Hachi was born in the farmhouse barn of Saitō Giichi (1873–1928), the head of the Saitō clan in Ōdate, Akita prefecture, in the northeastern region of Japan. The actual residence address of Saitō was Ōshinai, Niida-mura, Kita-Akita-gun, Akita prefecture. Its current address is 61 Mitsunashi, Ōshinai, Ōdate, Akita prefecture.
Saitō was the owner of Hachi’s birthmother, Goma-gō, and Hachi’s birthfather, Ōshinai-yama-gō. It’s notable that Saitō was the maternal grandfather of former United Nations Under-Secretary-General Akashi Yasushi (b. 1931), the first and the only Japanese to have held that position. (Akashi graduated with a Bachelor of Arts degree from the University of Tokyo in 1954, studied as a Fulbright Scholar at the University of Virginia, and later at The Fletcher School of Law and Diplomacy at Tufts University.)
Akashi recalls that many chickens and dogs were running around in his grandfather’s house, coming and going on the wide dirt foyer (doma). Akashi Yasushi was related to Akashi Bunji (1885–1938), the owner of Ichimonji-gō, the father of Ōshinai-yama-gō, and accordingly, the grandfather of Hachi.
I had the privilege of meeting Akashi Yasushi at the United Nations Headquarters in the summer of 1982. He owned an Akita-inu called Lord Lucky Alexander. He stated that when he was walking him on the streets of Manhattan, passers-by marveled at the magnificent dog.
Little did I know then that Akashi’s maternal grandfather was the breeder of Hachi!
Reviewing Hachi’s roots makes me re-realize just how rare and remarkable an Akita-inu Hachi was. He was born at a time when native Japanese dogs were on the verge of extinction in favor of imported Western breeds.
At that time, there were few genuine Akita-inu left in Ōdate, let alone in Tokyo. As a corollary, this indicates that Saitō Giichi was a capable and superb breeder of Akita-inu.

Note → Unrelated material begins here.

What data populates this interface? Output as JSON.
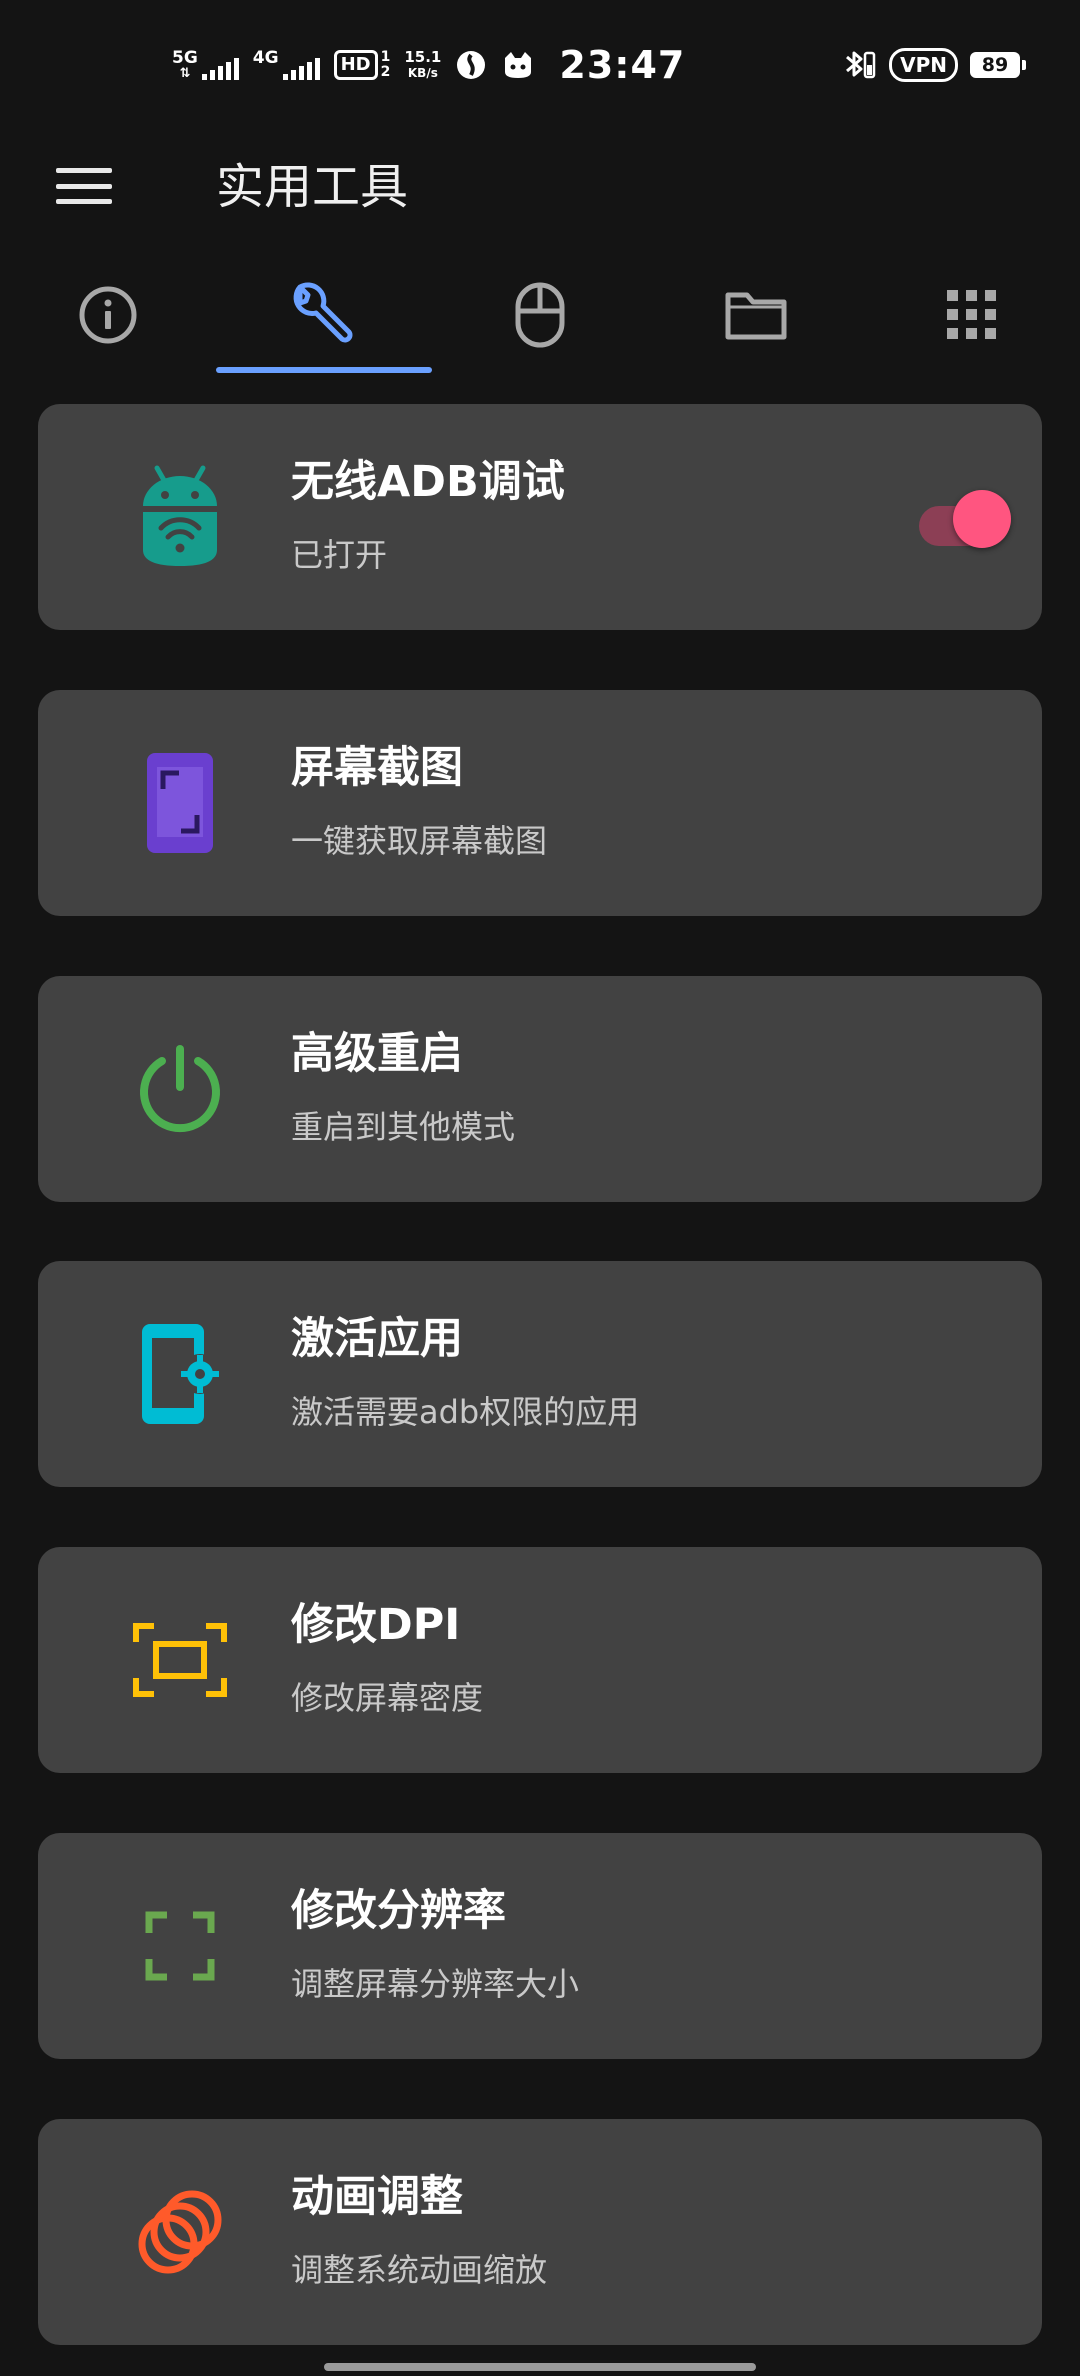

The rest is Hachi history.
(To honor Hachiko’s birthday on November 14, Mayumi Itoh shares fascinating snapshots on his life every 14th of the month.)
Author Mayumi Itoh is considered the “official biographer” of Hachiko. Mayumi is a former Professor of Political Science at the University of Nevada, Las Vegas, and has previously taught at Princeton University and Queens College, City University of New York. She currently teaches haiku writing at Princeton University.
Mayumi is best known to Hachi friends for Hachiko: Solving Twenty Mysteries about the Most Famous Dog in Japan. She is the author of a dozen books on politics, including Japanese Wartime Zoo Policy, The Japanese Culture of Mourning Whales, and Animals and the Fukushima Nuclear Disaster. In addition, Mayumi has written 22 haiku collections, including Haikus for Hiroshige’s One Hundred Famous Scenes of Edo, Spring and Asura, Song of Circling The Stars, and The Narrow Road to The Deep North: Bashō’s Haikus and Haikus Inspired by Them.